Outside the City, the biggest salaries are being offered by the supermarket chain Aldi which pays trainee area managers a first year salary of £40,000.
Statins ‘may cause loss of memory and depression’
And that’s not half of it. Many people given statins decide that they would rather take the risk of a heart attack than continuing to take them
Cholesterol-lowering pills taken by millions of Britons may cause memory loss and depression, researchers warn. They say not enough is known about the level of harm posed by statins, prescribed to prevent heart disease and strokes. Leading doctors say that the drugs should only be taken by patients for whom the benefits of the drug outweigh any potential risks.
More than seven million people in Britain now take statins – as many as one in three adults over the age of 40. They are extremely effective in lowering levels of cholesterol, the fatty substance in the blood that clogs up arteries leading to heart attacks and strokes. Many people over the age of 45 are routinely prescribed statins by their GPs if they have slightly high blood pressure or cholesterol.

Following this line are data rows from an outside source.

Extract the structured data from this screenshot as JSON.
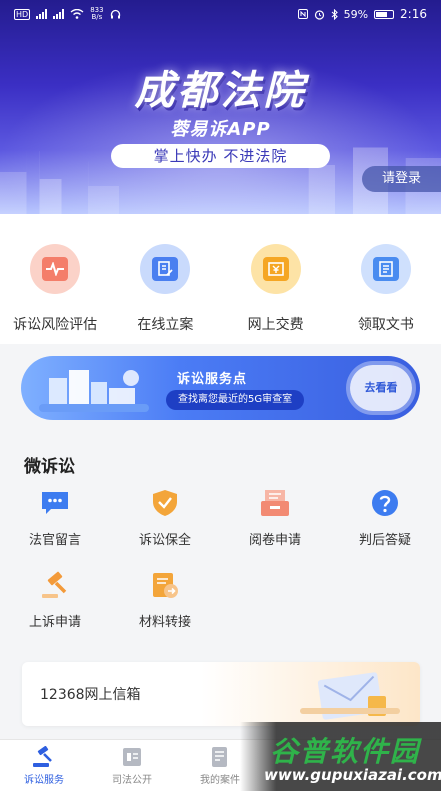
{
  "status_bar": {
    "left_badge": "HD",
    "net_speed_value": "833",
    "net_speed_unit": "B/s",
    "battery": "59%",
    "time": "2:16"
  },
  "hero": {
    "title": "成都法院",
    "subtitle": "蓉易诉APP",
    "slogan": "掌上快办  不进法院",
    "login": "请登录"
  },
  "quick_services": [
    {
      "label": "诉讼风险评估",
      "icon": "risk-assessment-icon",
      "color": "#f47e6a"
    },
    {
      "label": "在线立案",
      "icon": "online-filing-icon",
      "color": "#4a7ff0"
    },
    {
      "label": "网上交费",
      "icon": "payment-icon",
      "color": "#f5a623"
    },
    {
      "label": "领取文书",
      "icon": "document-icon",
      "color": "#4a8cf0"
    }
  ],
  "promo": {
    "title": "诉讼服务点",
    "subtitle": "查找离您最近的5G审查室",
    "button": "去看看"
  },
  "micro": {
    "title": "微诉讼",
    "items": [
      {
        "label": "法官留言",
        "icon": "message-icon",
        "color": "#3d7cf0"
      },
      {
        "label": "诉讼保全",
        "icon": "shield-icon",
        "color": "#f3a53a"
      },
      {
        "label": "阅卷申请",
        "icon": "file-review-icon",
        "color": "#f28a73"
      },
      {
        "label": "判后答疑",
        "icon": "question-icon",
        "color": "#3d7cf0"
      },
      {
        "label": "上诉申请",
        "icon": "gavel-icon",
        "color": "#f39a3a"
      },
      {
        "label": "材料转接",
        "icon": "material-transfer-icon",
        "color": "#f3a53a"
      }
    ]
  },
  "mailbox": {
    "label": "12368网上信箱"
  },
  "bottom_nav": [
    {
      "label": "诉讼服务",
      "icon": "litigation-service-icon",
      "active": true
    },
    {
      "label": "司法公开",
      "icon": "judicial-open-icon",
      "active": false
    },
    {
      "label": "我的案件",
      "icon": "my-cases-icon",
      "active": false
    }
  ],
  "watermark": {
    "logo": "谷普软件园",
    "url": "www.gupuxiazai.com"
  },
  "colors": {
    "accent": "#2e5fe0",
    "hero_dark": "#241c8f"
  }
}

In addition low-dose pills are increasingly bought over the counter without a prescription. Although they have been proven to be extremely effective – saving up to 10,000 lives a year – researchers warn that not enough is known about their risks.
They warn statins should only be prescribed to those with heart disease, or who have suffered the condition in the past. Researchers warn that unless a patient is at high risk of suffering a heart attack or stroke, statins may cause more harm than good.
The study, published in the Cochrane Library, which reviews drug trials, also points out that the vast majority of trials have been carried out by drugs companies who may play-down any possible risks. Some patients taking statins have suffered from short-term memory loss, depression and mood swings.
Previous studies have also linked the medication to a greater risk of liver dysfunction, acute kidney failure, cataracts and muscle damage known as myopathy.
The researchers examined data from 14 drugs trials involving 34,000 patients. They found that although the drugs did prevent heart attacks and strokes, there was not enough evidence to prescribe them to patients with no previous history of heart disease.
Professor Shah Ebrahim, from the London School of Hygiene and Tropical Medicine said: ‘When you put the evidence together you certainly find it supports the use of statins. But we found that evidence of potential harm is not being taken seriously. ‘The adverse effects are not included in the trials.’
Lead researcher Dr Fiona Taylor, added: ‘The decision to prescribe statins in this group [who have no history of heart disease] should not be taken lightly.’
Amy Thompson, senior cardiac nurse at the British Heart Foundation, said: ‘This systematic review echoes what we already know – that statins have huge benefits for people with heart and circulatory disease, or those who are high risk – they help to reduce the risk of heart disease including heart attacks.
‘It is still unclear whether statins provide any real benefits for people without heart and circulatory disease and who are at low risk.’